[Interface dataset entries]
▬▬▬▬▬▬

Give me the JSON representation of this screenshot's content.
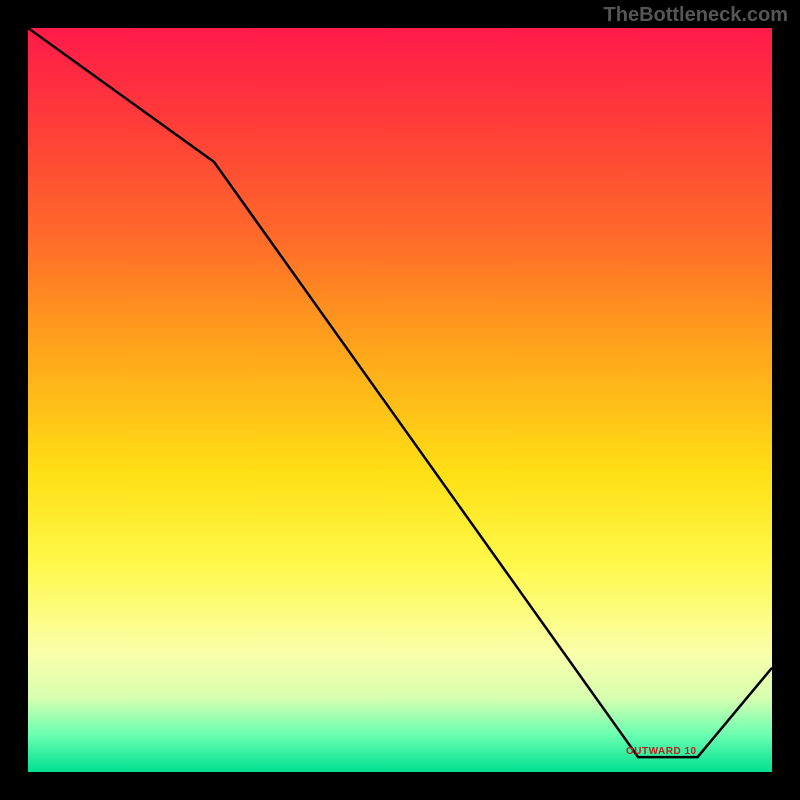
{
  "attribution": "TheBottleneck.com",
  "outward_label": "OUTWARD 10",
  "chart_data": {
    "type": "line",
    "title": "",
    "xlabel": "",
    "ylabel": "",
    "xlim": [
      0,
      100
    ],
    "ylim": [
      0,
      100
    ],
    "x": [
      0,
      25,
      82,
      90,
      100
    ],
    "values": [
      100,
      82,
      2,
      2,
      14
    ],
    "annotations": [
      {
        "text": "OUTWARD 10",
        "x": 86,
        "y": 2
      }
    ],
    "background_gradient": [
      {
        "pos": 0.0,
        "color": "#ff1a4a"
      },
      {
        "pos": 0.5,
        "color": "#ffd020"
      },
      {
        "pos": 0.85,
        "color": "#f8ff90"
      },
      {
        "pos": 1.0,
        "color": "#00e090"
      }
    ]
  }
}
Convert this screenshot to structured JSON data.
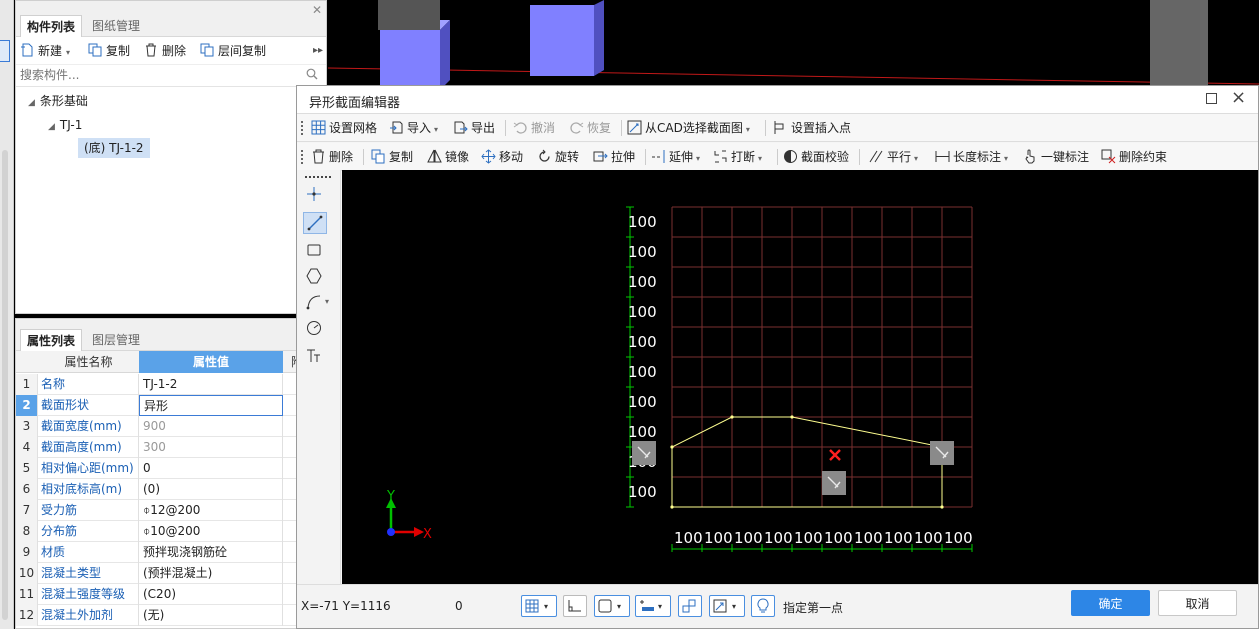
{
  "component_panel": {
    "tabs": [
      "构件列表",
      "图纸管理"
    ],
    "toolbar": {
      "new": "新建",
      "copy": "复制",
      "delete": "删除",
      "floor_copy": "层间复制"
    },
    "search_placeholder": "搜索构件...",
    "tree": {
      "root": "条形基础",
      "child": "TJ-1",
      "leaf": "(底) TJ-1-2"
    }
  },
  "property_panel": {
    "tabs": [
      "属性列表",
      "图层管理"
    ],
    "headers": {
      "name": "属性名称",
      "value": "属性值",
      "extra": "附"
    },
    "rows": [
      {
        "num": "1",
        "name": "名称",
        "value": "TJ-1-2"
      },
      {
        "num": "2",
        "name": "截面形状",
        "value": "异形"
      },
      {
        "num": "3",
        "name": "截面宽度(mm)",
        "value": "900"
      },
      {
        "num": "4",
        "name": "截面高度(mm)",
        "value": "300"
      },
      {
        "num": "5",
        "name": "相对偏心距(mm)",
        "value": "0"
      },
      {
        "num": "6",
        "name": "相对底标高(m)",
        "value": "(0)"
      },
      {
        "num": "7",
        "name": "受力筋",
        "value": "⌽12@200"
      },
      {
        "num": "8",
        "name": "分布筋",
        "value": "⌽10@200"
      },
      {
        "num": "9",
        "name": "材质",
        "value": "预拌现浇钢筋砼"
      },
      {
        "num": "10",
        "name": "混凝土类型",
        "value": "(预拌混凝土)"
      },
      {
        "num": "11",
        "name": "混凝土强度等级",
        "value": "(C20)"
      },
      {
        "num": "12",
        "name": "混凝土外加剂",
        "value": "(无)"
      }
    ]
  },
  "editor": {
    "title": "异形截面编辑器",
    "toolbar1": {
      "grid": "设置网格",
      "import": "导入",
      "export": "导出",
      "undo": "撤消",
      "redo": "恢复",
      "from_cad": "从CAD选择截面图",
      "insert_point": "设置插入点"
    },
    "toolbar2": {
      "delete": "删除",
      "copy": "复制",
      "mirror": "镜像",
      "move": "移动",
      "rotate": "旋转",
      "stretch": "拉伸",
      "extend": "延伸",
      "break": "打断",
      "check": "截面校验",
      "parallel": "平行",
      "length_dim": "长度标注",
      "auto_dim": "一键标注",
      "delete_constraint": "删除约束"
    },
    "canvas": {
      "row_labels": [
        "100",
        "100",
        "100",
        "100",
        "100",
        "100",
        "100",
        "100",
        "100",
        "100"
      ],
      "col_labels": [
        "100",
        "100",
        "100",
        "100",
        "100",
        "100",
        "100",
        "100",
        "100",
        "100"
      ],
      "axis_x": "X",
      "axis_y": "Y",
      "colors": {
        "grid": "#7a3030",
        "shape": "#ffff90",
        "label": "#ffffff",
        "dim": "#00c800",
        "marker": "#ff2020"
      }
    },
    "status": {
      "coords": "X=-71 Y=1116",
      "value": "0",
      "hint": "指定第一点",
      "ok": "确定",
      "cancel": "取消"
    }
  }
}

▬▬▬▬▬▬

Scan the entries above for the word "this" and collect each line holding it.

Give me the JSON representation of this screenshot's content.
Convert this screenshot to structured JSON data.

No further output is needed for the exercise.